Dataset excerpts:
|---|

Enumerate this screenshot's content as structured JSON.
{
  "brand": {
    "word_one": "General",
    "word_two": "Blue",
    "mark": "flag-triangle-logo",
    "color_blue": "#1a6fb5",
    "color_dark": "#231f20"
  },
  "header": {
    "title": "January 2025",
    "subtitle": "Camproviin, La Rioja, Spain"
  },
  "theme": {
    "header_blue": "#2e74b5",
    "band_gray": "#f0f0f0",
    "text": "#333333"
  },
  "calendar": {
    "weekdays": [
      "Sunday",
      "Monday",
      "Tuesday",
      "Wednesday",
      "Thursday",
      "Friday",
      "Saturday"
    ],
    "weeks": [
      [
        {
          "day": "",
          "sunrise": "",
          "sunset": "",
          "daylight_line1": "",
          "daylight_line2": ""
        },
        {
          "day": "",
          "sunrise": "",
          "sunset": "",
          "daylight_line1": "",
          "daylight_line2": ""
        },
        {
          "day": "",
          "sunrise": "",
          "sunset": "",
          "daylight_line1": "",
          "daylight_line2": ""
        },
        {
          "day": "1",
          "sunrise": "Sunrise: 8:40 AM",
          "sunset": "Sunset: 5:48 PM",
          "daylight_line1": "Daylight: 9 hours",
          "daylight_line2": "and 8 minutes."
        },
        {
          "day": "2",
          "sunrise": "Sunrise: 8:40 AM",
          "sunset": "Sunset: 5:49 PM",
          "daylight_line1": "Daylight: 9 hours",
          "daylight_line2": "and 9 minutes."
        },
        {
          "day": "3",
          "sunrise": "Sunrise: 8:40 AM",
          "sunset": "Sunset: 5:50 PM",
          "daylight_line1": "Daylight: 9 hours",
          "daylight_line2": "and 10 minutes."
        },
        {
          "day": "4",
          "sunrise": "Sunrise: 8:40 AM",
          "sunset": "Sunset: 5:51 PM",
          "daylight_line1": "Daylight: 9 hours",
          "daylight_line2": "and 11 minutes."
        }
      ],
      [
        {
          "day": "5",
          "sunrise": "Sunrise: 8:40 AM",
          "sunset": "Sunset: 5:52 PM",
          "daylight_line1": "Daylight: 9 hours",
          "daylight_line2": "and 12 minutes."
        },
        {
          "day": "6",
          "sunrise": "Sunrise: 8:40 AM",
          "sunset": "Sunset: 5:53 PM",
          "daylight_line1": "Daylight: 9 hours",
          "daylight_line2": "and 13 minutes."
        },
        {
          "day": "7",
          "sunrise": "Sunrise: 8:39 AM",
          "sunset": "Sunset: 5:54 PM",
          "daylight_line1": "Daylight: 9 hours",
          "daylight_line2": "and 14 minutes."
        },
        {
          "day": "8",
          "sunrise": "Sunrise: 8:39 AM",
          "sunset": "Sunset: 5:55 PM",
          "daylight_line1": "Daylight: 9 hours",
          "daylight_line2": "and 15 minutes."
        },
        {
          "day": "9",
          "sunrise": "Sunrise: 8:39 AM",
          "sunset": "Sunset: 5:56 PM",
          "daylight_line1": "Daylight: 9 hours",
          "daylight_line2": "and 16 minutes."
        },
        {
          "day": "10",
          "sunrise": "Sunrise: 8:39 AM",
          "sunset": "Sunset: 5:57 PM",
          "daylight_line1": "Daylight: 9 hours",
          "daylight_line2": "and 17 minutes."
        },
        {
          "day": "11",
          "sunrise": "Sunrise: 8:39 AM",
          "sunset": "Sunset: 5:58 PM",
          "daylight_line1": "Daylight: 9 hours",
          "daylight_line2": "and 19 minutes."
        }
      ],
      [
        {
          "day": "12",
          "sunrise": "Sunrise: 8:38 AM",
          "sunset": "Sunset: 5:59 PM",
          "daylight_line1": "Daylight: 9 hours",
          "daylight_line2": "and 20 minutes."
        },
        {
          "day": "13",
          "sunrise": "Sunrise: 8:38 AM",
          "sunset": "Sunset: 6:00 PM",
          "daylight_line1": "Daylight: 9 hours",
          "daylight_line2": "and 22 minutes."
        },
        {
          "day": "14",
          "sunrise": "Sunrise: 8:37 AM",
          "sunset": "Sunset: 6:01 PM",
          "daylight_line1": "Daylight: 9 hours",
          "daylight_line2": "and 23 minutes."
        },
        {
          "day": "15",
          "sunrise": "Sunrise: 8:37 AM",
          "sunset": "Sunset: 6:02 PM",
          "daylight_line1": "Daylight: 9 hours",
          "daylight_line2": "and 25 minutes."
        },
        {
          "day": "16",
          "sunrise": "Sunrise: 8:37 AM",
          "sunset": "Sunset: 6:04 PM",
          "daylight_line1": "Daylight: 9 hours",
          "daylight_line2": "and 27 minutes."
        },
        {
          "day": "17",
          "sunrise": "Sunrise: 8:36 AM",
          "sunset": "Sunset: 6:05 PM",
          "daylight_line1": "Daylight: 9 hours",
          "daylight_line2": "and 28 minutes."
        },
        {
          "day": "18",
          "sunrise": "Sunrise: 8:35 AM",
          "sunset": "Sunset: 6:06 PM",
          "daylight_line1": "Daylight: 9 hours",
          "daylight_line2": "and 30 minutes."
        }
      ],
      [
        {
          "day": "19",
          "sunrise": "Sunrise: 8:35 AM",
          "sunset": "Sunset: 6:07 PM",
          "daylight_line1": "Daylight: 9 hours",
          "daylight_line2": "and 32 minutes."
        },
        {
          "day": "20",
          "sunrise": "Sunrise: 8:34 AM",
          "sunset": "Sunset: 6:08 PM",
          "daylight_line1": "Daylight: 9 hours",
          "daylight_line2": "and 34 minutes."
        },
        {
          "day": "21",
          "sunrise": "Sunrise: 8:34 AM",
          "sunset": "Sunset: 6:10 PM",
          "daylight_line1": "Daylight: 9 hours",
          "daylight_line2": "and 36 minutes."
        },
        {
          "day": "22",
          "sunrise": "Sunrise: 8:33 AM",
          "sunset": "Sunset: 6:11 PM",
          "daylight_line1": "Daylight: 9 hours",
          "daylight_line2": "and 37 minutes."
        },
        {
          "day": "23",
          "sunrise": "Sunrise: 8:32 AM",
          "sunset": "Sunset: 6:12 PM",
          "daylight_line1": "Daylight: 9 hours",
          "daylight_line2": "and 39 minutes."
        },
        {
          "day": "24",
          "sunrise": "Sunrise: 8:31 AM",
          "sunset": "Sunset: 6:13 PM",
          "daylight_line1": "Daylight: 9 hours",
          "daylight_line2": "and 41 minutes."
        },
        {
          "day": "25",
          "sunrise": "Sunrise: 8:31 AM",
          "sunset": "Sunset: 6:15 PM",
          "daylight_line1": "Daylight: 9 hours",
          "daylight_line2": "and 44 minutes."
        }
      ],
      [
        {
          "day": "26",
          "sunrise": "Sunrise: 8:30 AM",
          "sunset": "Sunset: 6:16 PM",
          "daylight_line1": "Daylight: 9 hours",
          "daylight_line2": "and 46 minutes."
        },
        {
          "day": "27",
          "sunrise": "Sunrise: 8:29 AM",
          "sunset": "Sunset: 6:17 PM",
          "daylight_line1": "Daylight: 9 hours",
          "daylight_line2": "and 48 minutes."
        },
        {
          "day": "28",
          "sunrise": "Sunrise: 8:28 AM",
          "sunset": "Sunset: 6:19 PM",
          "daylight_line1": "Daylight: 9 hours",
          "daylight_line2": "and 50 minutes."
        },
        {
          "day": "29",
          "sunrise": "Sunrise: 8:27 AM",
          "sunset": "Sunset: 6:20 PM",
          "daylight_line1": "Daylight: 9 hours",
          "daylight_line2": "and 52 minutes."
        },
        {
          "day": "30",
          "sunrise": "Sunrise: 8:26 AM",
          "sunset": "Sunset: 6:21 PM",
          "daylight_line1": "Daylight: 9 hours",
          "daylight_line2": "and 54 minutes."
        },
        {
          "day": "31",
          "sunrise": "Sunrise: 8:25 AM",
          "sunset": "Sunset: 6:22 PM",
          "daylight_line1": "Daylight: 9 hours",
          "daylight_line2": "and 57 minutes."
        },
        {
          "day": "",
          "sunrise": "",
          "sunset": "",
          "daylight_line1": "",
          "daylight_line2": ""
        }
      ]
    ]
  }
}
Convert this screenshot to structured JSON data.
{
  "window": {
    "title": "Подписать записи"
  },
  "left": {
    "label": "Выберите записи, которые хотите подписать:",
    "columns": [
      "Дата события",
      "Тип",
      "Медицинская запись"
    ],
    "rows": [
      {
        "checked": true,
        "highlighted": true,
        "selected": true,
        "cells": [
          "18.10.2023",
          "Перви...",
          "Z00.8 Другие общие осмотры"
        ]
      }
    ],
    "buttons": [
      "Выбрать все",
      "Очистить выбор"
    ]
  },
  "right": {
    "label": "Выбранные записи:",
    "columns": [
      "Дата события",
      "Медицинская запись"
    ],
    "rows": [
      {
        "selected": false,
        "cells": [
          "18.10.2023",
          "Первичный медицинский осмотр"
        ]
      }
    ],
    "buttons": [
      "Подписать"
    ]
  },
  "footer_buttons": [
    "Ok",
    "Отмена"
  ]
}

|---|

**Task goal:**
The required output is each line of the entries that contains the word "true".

**Answer space:**
        "checked": true,
        "highlighted": true,
        "selected": true,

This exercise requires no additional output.